──────── Excerpted data
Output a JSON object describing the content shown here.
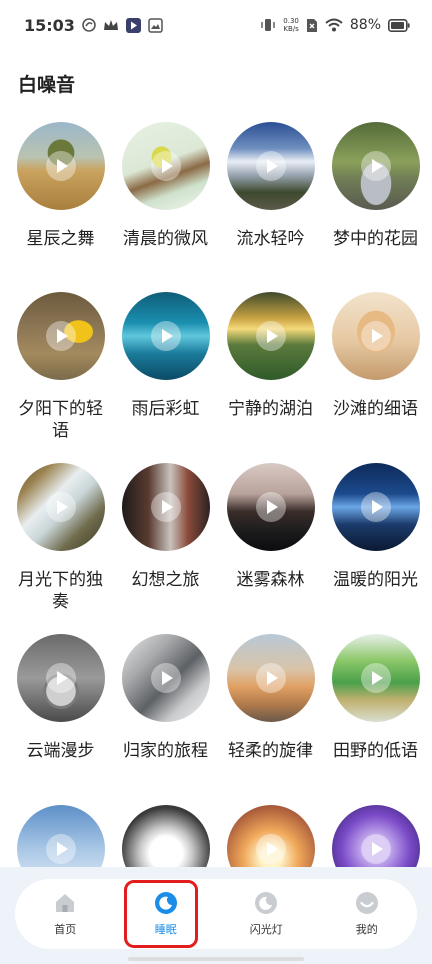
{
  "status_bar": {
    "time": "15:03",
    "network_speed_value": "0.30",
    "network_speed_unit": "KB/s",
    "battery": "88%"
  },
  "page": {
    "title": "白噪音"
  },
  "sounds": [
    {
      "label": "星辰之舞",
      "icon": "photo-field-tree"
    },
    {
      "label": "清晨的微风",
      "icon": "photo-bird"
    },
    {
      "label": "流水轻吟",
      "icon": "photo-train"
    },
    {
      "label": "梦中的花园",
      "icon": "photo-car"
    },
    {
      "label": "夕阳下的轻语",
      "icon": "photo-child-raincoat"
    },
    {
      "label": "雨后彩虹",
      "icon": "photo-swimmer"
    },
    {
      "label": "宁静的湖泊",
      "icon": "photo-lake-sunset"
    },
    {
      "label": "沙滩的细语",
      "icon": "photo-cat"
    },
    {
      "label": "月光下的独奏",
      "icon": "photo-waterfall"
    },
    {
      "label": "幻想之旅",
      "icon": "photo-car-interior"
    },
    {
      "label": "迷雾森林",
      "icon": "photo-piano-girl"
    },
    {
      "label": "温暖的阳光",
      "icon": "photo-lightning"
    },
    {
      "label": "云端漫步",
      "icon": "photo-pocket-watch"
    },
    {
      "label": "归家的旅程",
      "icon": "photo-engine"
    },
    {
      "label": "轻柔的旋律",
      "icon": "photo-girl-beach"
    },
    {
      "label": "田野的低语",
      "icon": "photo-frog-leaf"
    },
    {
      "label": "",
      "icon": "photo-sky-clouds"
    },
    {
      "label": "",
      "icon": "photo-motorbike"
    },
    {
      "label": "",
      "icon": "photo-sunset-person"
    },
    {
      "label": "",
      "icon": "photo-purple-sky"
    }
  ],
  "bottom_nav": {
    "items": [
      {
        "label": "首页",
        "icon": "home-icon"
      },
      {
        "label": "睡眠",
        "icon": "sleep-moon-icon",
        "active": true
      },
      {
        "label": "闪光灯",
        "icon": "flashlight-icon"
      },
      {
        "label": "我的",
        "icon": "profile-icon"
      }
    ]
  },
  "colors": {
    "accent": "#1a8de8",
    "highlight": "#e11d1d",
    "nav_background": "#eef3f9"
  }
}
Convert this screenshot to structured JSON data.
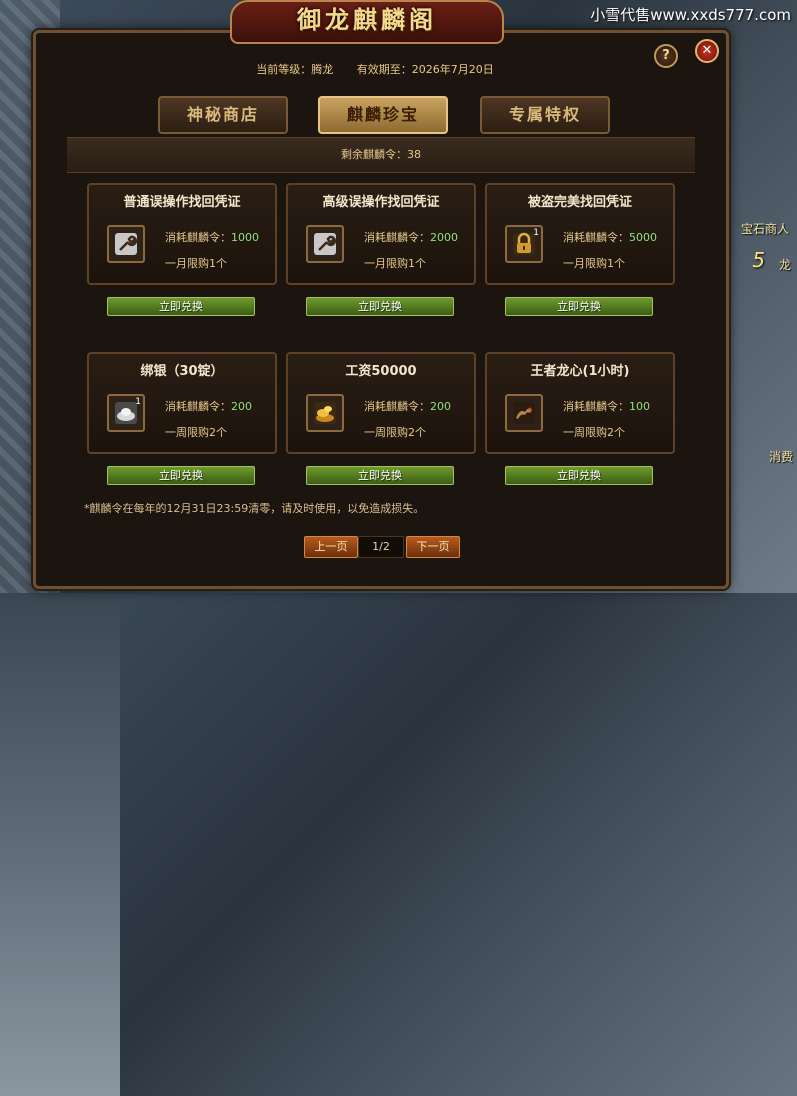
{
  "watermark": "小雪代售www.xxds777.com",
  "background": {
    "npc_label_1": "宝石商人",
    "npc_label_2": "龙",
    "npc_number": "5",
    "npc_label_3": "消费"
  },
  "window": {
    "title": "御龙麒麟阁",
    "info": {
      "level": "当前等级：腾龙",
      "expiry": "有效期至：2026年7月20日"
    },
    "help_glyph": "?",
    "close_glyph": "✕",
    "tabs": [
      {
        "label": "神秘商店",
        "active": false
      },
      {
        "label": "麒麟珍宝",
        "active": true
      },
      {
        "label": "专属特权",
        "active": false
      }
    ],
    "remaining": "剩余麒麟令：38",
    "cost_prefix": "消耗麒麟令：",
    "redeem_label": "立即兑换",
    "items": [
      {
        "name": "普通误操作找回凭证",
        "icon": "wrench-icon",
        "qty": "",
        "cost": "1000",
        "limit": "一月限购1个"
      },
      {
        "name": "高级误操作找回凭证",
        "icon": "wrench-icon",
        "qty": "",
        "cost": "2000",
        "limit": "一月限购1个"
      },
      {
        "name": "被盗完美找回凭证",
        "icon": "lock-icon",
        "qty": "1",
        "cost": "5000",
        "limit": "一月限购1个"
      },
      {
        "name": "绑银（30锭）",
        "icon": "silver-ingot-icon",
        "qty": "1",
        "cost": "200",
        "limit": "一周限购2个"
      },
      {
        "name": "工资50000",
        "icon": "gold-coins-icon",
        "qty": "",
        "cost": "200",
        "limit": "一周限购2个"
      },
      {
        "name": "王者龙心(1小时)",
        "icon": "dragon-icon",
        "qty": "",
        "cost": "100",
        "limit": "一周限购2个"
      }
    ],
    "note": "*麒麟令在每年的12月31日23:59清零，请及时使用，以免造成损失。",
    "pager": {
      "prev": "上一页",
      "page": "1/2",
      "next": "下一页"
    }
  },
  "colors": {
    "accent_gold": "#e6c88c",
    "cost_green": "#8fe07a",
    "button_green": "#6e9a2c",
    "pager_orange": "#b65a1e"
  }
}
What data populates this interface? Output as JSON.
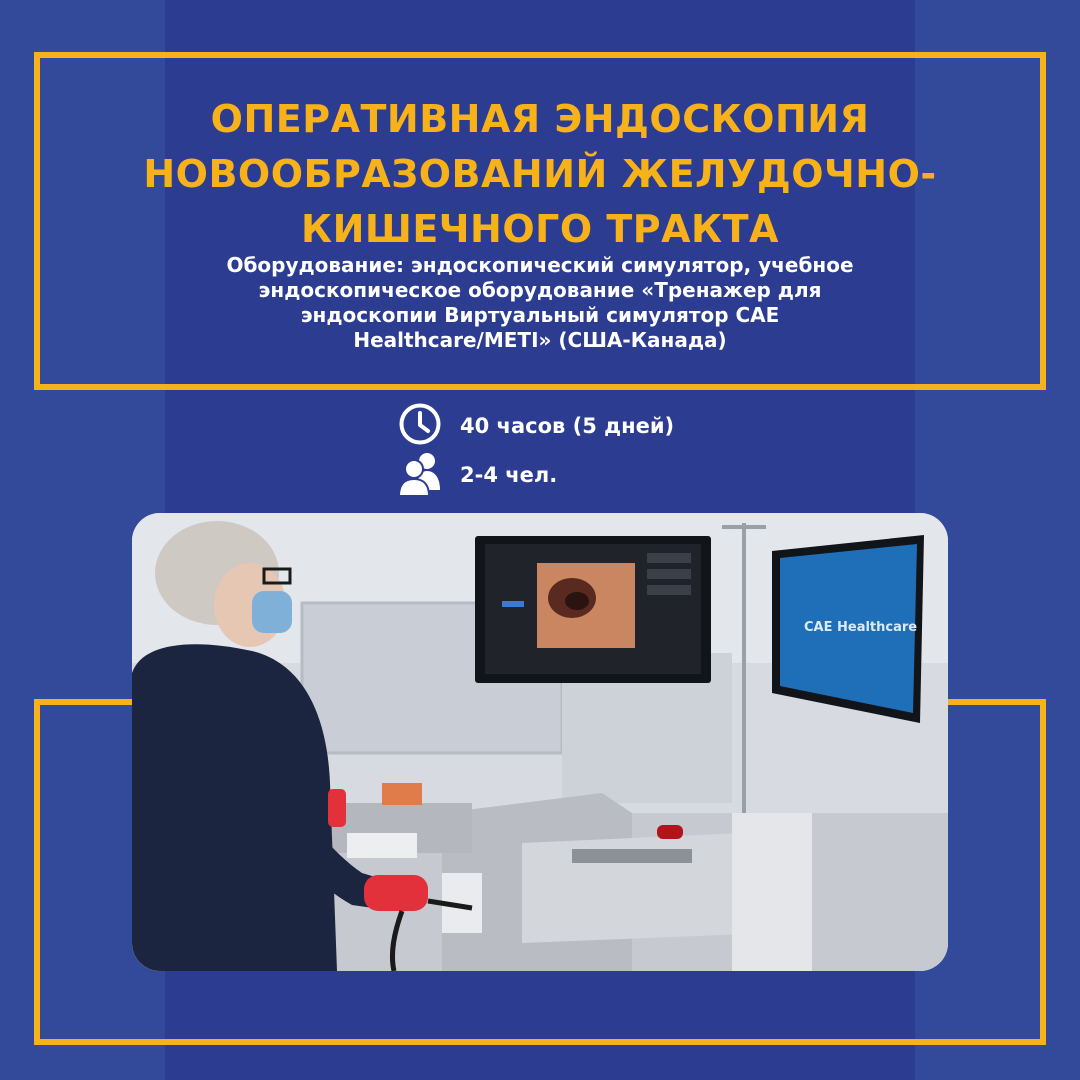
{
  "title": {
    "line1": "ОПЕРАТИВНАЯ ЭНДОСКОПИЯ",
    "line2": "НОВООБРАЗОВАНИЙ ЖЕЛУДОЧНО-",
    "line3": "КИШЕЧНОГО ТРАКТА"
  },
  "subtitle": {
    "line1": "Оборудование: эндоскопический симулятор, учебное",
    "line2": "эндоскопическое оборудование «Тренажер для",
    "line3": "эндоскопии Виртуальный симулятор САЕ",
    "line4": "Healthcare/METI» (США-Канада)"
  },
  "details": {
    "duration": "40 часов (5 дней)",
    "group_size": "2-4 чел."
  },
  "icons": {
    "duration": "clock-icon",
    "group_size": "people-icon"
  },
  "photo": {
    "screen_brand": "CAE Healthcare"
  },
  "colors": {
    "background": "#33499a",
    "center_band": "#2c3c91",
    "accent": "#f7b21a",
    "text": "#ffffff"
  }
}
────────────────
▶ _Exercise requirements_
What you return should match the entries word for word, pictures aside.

▶ _Your response_
Output a JSON object describing the content shown here.
{
  "status_bar": {
    "time": "15:03",
    "network_speed_value": "0.30",
    "network_speed_unit": "KB/s",
    "battery": "88%"
  },
  "page": {
    "title": "白噪音"
  },
  "sounds": [
    {
      "label": "星辰之舞",
      "icon": "photo-field-tree"
    },
    {
      "label": "清晨的微风",
      "icon": "photo-bird"
    },
    {
      "label": "流水轻吟",
      "icon": "photo-train"
    },
    {
      "label": "梦中的花园",
      "icon": "photo-car"
    },
    {
      "label": "夕阳下的轻语",
      "icon": "photo-child-raincoat"
    },
    {
      "label": "雨后彩虹",
      "icon": "photo-swimmer"
    },
    {
      "label": "宁静的湖泊",
      "icon": "photo-lake-sunset"
    },
    {
      "label": "沙滩的细语",
      "icon": "photo-cat"
    },
    {
      "label": "月光下的独奏",
      "icon": "photo-waterfall"
    },
    {
      "label": "幻想之旅",
      "icon": "photo-car-interior"
    },
    {
      "label": "迷雾森林",
      "icon": "photo-piano-girl"
    },
    {
      "label": "温暖的阳光",
      "icon": "photo-lightning"
    },
    {
      "label": "云端漫步",
      "icon": "photo-pocket-watch"
    },
    {
      "label": "归家的旅程",
      "icon": "photo-engine"
    },
    {
      "label": "轻柔的旋律",
      "icon": "photo-girl-beach"
    },
    {
      "label": "田野的低语",
      "icon": "photo-frog-leaf"
    },
    {
      "label": "",
      "icon": "photo-sky-clouds"
    },
    {
      "label": "",
      "icon": "photo-motorbike"
    },
    {
      "label": "",
      "icon": "photo-sunset-person"
    },
    {
      "label": "",
      "icon": "photo-purple-sky"
    }
  ],
  "bottom_nav": {
    "items": [
      {
        "label": "首页",
        "icon": "home-icon"
      },
      {
        "label": "睡眠",
        "icon": "sleep-moon-icon",
        "active": true
      },
      {
        "label": "闪光灯",
        "icon": "flashlight-icon"
      },
      {
        "label": "我的",
        "icon": "profile-icon"
      }
    ]
  },
  "colors": {
    "accent": "#1a8de8",
    "highlight": "#e11d1d",
    "nav_background": "#eef3f9"
  }
}
Convert this screenshot to structured JSON data.
{
  "watermark": "小雪代售www.xxds777.com",
  "background": {
    "npc_label_1": "宝石商人",
    "npc_label_2": "龙",
    "npc_number": "5",
    "npc_label_3": "消费"
  },
  "window": {
    "title": "御龙麒麟阁",
    "info": {
      "level": "当前等级：腾龙",
      "expiry": "有效期至：2026年7月20日"
    },
    "help_glyph": "?",
    "close_glyph": "✕",
    "tabs": [
      {
        "label": "神秘商店",
        "active": false
      },
      {
        "label": "麒麟珍宝",
        "active": true
      },
      {
        "label": "专属特权",
        "active": false
      }
    ],
    "remaining": "剩余麒麟令：38",
    "cost_prefix": "消耗麒麟令：",
    "redeem_label": "立即兑换",
    "items": [
      {
        "name": "普通误操作找回凭证",
        "icon": "wrench-icon",
        "qty": "",
        "cost": "1000",
        "limit": "一月限购1个"
      },
      {
        "name": "高级误操作找回凭证",
        "icon": "wrench-icon",
        "qty": "",
        "cost": "2000",
        "limit": "一月限购1个"
      },
      {
        "name": "被盗完美找回凭证",
        "icon": "lock-icon",
        "qty": "1",
        "cost": "5000",
        "limit": "一月限购1个"
      },
      {
        "name": "绑银（30锭）",
        "icon": "silver-ingot-icon",
        "qty": "1",
        "cost": "200",
        "limit": "一周限购2个"
      },
      {
        "name": "工资50000",
        "icon": "gold-coins-icon",
        "qty": "",
        "cost": "200",
        "limit": "一周限购2个"
      },
      {
        "name": "王者龙心(1小时)",
        "icon": "dragon-icon",
        "qty": "",
        "cost": "100",
        "limit": "一周限购2个"
      }
    ],
    "note": "*麒麟令在每年的12月31日23:59清零，请及时使用，以免造成损失。",
    "pager": {
      "prev": "上一页",
      "page": "1/2",
      "next": "下一页"
    }
  },
  "colors": {
    "accent_gold": "#e6c88c",
    "cost_green": "#8fe07a",
    "button_green": "#6e9a2c",
    "pager_orange": "#b65a1e"
  }
}
What data populates this interface? Output as JSON.
{
  "title": {
    "line1": "ОПЕРАТИВНАЯ ЭНДОСКОПИЯ",
    "line2": "НОВООБРАЗОВАНИЙ ЖЕЛУДОЧНО-",
    "line3": "КИШЕЧНОГО ТРАКТА"
  },
  "subtitle": {
    "line1": "Оборудование: эндоскопический симулятор, учебное",
    "line2": "эндоскопическое оборудование «Тренажер для",
    "line3": "эндоскопии Виртуальный симулятор САЕ",
    "line4": "Healthcare/METI» (США-Канада)"
  },
  "details": {
    "duration": "40 часов (5 дней)",
    "group_size": "2-4 чел."
  },
  "icons": {
    "duration": "clock-icon",
    "group_size": "people-icon"
  },
  "photo": {
    "screen_brand": "CAE Healthcare"
  },
  "colors": {
    "background": "#33499a",
    "center_band": "#2c3c91",
    "accent": "#f7b21a",
    "text": "#ffffff"
  }
}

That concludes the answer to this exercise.